Earlier today, I pulled out a frame and pasted it onto Rosalinda's MySpace page. It's her birthday (Feb 22nd, I believe). The image is a rather glamorous picture for a homicide detective. But the job can't be all leaning on preps and sliding open morgue drawers as next-of-kin reel back in horror. A girl's gotta let loose every so often.
Alston alerted me to a free weekly film series happening on the UTSA downtown campus Wednesday afternoons. This week and next week they're screening a six-part PBS series on environmentally responsible architecture called “Design: e2.”
“It's in the gallery,” Alston had emailed. “The building on Durango Street.”
Normally I would walk — the campus is maybe 20 minutes away on foot — but I was running late, and also I needed to return some books to the library.
When I got to the arts building, I tracked down the gallery. There were no chairs set up. Clearly this wasn't the right gallery. I wandered around the building, looking for Alston. Over near the elevator, as I turning a corner, I heard a woman shout: “Hey, Erik Bosse.” I wouldn't expect Alston to use both my names. I turned around. It was Lisa Cortez Walden. She was getting off the elevator with a fellow grad student. She invited me out for drinks. (So that's what grad students do? I thought it was just a stale and false stereotype.) She was soon jointed by another friend. I explained that I was here to see a film. She clearly knew her way around the campus, but she couldn't think of where it might be playing. We parted. And as I wandered back toward the gallery I bumped into Alston.
“This is the wrong gallery,” she said straight up, after a quick look around.
We headed across the campus to the architecture building.
The “gallery” was a bleak shell of a room with eight panels of glass doors in the rear. We were early and no one was yet in the room. We peered into the darkness. The glass doors didn't bode well a movie-watching experience, what with the lights from the corridor shining through. But I really couldn't complain about the price.
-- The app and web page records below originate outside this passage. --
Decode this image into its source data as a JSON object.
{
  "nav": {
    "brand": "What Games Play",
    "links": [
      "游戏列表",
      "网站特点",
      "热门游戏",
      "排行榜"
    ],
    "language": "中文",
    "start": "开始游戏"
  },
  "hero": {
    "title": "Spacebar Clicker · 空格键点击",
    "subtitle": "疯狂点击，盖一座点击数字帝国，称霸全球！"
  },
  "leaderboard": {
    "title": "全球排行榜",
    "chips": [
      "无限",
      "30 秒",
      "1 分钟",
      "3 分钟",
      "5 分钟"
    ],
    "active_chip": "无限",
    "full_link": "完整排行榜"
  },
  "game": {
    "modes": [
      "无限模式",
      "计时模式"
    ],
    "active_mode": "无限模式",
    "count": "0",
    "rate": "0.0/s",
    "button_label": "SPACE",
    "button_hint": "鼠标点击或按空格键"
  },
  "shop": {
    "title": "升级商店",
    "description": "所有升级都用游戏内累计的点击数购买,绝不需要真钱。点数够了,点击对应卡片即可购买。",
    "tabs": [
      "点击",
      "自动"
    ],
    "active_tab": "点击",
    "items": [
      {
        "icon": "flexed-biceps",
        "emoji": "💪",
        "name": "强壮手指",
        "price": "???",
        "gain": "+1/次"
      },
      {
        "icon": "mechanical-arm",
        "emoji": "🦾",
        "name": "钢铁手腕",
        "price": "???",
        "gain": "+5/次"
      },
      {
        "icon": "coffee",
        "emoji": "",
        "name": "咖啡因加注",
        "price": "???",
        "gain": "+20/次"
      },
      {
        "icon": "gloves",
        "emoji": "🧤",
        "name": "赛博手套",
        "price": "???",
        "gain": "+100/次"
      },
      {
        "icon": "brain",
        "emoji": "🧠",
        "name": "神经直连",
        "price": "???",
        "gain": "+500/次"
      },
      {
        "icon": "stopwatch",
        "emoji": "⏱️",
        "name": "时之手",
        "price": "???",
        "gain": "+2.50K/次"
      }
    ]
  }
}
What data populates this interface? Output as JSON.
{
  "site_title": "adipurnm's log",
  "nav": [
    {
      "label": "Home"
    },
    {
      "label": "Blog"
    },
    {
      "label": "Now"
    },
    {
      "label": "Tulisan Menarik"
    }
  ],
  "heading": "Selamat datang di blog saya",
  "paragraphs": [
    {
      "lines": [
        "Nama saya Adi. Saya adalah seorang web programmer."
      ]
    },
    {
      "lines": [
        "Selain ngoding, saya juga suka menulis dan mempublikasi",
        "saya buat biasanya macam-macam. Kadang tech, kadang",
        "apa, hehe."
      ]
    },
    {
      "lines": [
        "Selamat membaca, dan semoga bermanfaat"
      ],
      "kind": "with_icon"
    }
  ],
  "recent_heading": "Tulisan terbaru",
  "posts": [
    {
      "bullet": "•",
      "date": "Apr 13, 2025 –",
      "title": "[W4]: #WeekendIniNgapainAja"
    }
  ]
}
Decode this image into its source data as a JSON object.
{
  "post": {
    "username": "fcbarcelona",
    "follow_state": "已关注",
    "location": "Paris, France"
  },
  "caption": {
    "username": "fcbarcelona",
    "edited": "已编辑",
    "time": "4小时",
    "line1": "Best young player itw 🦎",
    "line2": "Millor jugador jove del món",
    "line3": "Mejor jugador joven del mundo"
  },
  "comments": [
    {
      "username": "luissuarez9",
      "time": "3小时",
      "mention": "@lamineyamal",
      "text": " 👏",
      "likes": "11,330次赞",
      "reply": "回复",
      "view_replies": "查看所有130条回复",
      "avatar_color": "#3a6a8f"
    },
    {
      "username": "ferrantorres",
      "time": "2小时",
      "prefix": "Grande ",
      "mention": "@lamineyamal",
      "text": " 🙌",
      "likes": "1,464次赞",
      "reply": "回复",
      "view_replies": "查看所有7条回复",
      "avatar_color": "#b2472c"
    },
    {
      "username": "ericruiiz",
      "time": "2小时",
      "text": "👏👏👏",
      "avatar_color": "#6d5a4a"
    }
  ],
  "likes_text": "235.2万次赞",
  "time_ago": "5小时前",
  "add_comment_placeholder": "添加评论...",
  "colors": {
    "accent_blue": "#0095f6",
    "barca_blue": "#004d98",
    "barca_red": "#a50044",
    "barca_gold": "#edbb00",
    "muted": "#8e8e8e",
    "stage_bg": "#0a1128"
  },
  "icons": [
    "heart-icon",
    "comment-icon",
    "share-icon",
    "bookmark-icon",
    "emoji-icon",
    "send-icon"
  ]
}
However, I certainly could complain about the building we were in. It possessed the aesthetic appeal of a russet potato. The drab green linoleum floor had fat abbreviated salmon stripes running the longitude. The florescent tubes overhead hummed louder then the water coolers and they flickered with an urgent desperation. This hallway in which we waited could have better served the ground floor of the School of Euthanasic Science.
The three episodes we watched were quite well done. They discussed buildings one would actually enjoy entering. Brad Pitt narrated the episodes, and although I never gave his speaking voice much thought, he never struck a wrong cord — he can manage to have a strong, neutral voice.
We avoided the tourists restaurants surround the campus, and headed to Tito's Tacos for a leisurely dinner.